---------- DATA PROVIDED ----------

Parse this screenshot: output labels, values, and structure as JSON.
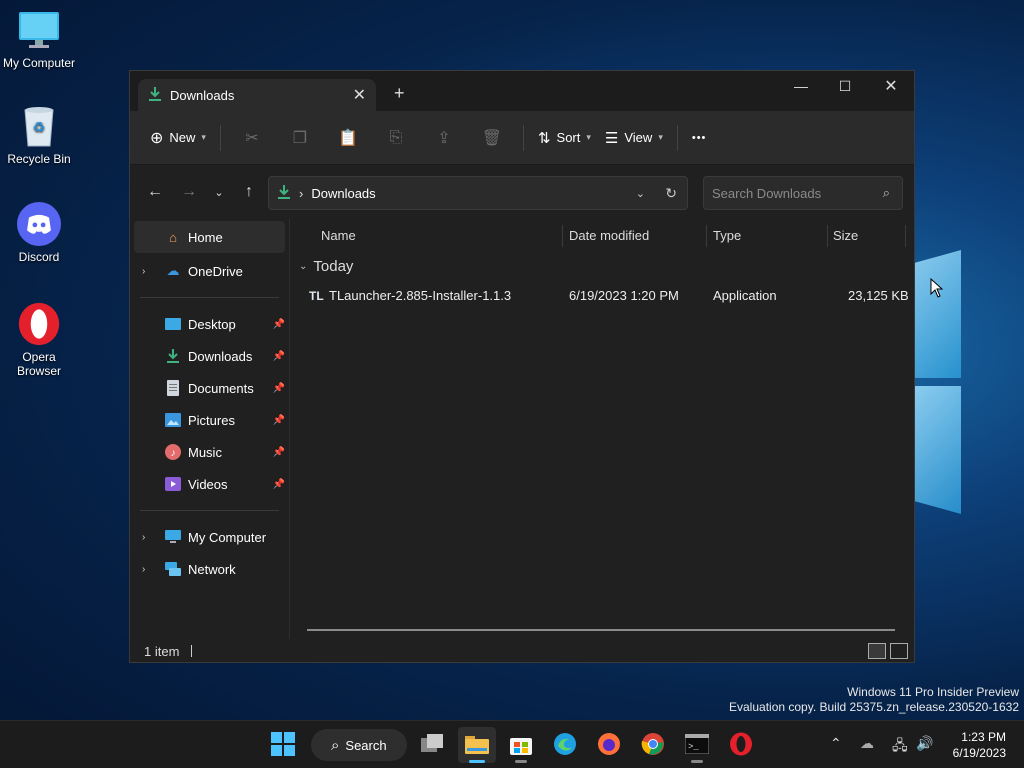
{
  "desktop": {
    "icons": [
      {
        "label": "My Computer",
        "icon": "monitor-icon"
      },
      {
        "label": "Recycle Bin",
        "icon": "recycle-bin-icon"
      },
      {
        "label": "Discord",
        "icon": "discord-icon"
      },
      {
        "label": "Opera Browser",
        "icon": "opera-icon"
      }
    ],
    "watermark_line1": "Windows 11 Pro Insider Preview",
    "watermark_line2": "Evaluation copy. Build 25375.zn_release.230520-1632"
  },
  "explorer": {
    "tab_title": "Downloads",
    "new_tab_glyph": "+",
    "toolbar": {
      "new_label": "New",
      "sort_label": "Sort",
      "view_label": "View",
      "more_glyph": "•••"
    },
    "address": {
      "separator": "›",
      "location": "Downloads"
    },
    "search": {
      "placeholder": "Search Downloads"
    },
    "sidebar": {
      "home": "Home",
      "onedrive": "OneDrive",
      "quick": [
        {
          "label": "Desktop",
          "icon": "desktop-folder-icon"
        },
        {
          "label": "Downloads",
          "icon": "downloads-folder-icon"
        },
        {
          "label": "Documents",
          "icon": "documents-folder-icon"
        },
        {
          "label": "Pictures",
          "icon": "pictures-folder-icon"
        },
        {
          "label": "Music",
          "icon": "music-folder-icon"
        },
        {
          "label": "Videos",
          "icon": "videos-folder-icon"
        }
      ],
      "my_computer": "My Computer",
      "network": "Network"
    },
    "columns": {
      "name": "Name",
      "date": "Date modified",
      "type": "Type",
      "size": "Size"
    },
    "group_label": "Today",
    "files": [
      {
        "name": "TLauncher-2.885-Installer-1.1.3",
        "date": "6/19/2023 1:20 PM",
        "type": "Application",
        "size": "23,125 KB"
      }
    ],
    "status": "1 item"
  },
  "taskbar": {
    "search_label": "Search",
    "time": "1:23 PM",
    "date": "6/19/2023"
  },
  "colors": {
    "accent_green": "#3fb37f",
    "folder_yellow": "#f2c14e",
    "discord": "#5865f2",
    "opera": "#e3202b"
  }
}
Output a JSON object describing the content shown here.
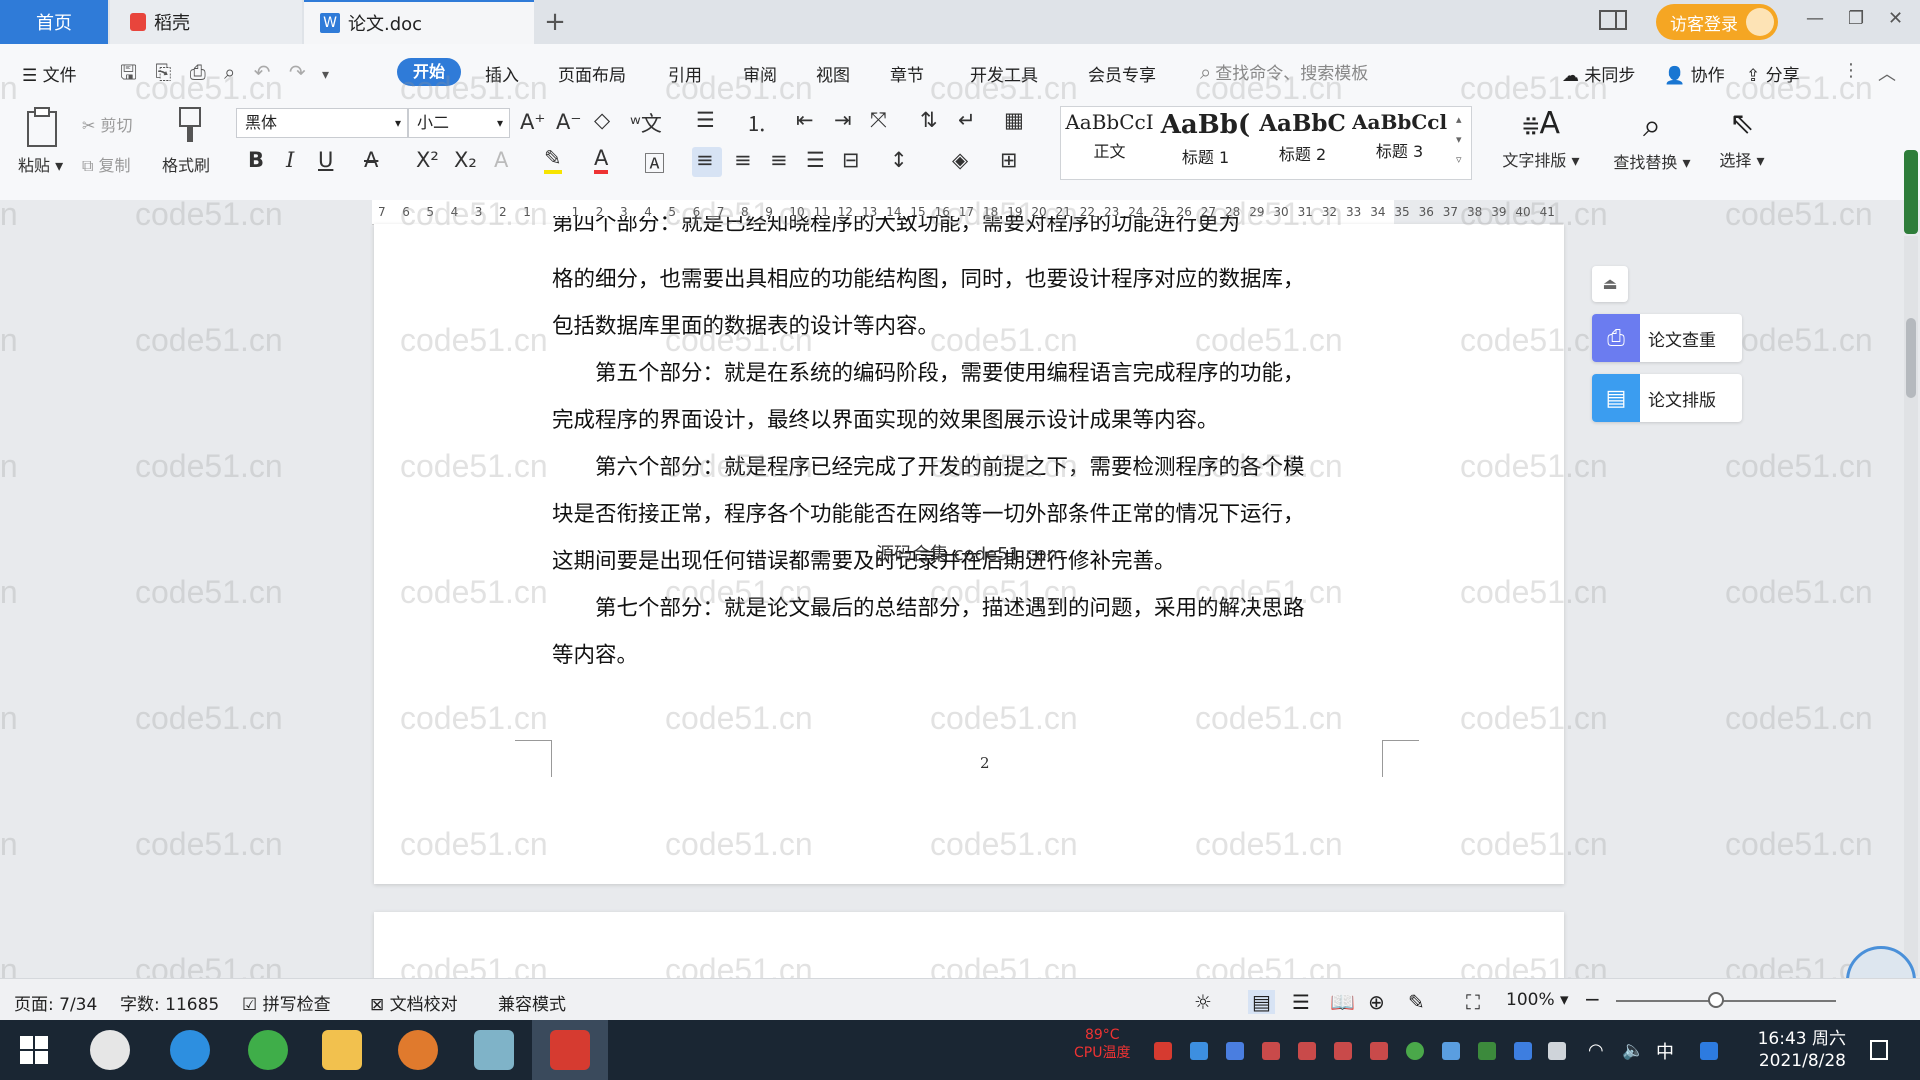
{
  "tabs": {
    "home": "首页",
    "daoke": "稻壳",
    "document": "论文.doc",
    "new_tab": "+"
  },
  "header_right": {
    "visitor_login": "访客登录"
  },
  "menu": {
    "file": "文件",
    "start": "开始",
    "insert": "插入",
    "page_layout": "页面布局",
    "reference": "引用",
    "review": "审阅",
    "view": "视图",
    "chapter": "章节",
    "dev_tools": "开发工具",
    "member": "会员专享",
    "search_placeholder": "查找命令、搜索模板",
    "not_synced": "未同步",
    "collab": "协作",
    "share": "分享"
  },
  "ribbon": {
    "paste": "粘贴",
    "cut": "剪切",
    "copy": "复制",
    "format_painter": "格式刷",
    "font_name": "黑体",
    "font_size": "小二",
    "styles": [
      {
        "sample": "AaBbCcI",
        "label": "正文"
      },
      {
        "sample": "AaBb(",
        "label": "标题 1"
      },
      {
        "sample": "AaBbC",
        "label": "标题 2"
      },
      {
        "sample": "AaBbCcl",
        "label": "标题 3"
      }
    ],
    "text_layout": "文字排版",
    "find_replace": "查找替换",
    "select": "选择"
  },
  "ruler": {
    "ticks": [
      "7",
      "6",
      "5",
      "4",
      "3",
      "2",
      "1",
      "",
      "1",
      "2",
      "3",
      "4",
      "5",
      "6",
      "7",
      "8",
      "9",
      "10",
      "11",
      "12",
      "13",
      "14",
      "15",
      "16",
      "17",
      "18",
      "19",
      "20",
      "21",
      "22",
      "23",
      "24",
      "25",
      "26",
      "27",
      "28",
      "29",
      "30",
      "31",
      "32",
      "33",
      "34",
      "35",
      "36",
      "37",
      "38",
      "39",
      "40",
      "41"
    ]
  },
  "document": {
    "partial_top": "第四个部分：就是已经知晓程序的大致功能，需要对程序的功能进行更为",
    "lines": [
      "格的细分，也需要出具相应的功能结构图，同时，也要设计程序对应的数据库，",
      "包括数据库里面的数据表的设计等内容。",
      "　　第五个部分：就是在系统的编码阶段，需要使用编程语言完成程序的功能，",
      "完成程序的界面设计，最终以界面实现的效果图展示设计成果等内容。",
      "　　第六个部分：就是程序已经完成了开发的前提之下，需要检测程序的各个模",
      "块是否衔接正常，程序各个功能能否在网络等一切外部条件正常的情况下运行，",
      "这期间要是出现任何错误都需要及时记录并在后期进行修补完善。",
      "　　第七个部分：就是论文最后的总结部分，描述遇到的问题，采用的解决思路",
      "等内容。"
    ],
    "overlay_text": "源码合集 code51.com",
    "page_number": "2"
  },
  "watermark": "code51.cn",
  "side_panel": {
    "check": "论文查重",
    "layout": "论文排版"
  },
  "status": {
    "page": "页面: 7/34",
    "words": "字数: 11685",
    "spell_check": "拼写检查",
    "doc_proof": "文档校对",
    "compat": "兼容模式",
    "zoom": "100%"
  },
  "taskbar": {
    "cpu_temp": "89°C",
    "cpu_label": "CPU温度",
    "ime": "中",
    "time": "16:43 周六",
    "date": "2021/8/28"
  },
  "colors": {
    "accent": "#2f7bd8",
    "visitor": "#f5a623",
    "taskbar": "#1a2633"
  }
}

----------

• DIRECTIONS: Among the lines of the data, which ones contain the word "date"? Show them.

• FINISHED EXERCISE:
      "date": "Date modified",
        "date": "6/19/2023 1:20 PM",
    "date": "6/19/2023"
    "date": "2021/8/28"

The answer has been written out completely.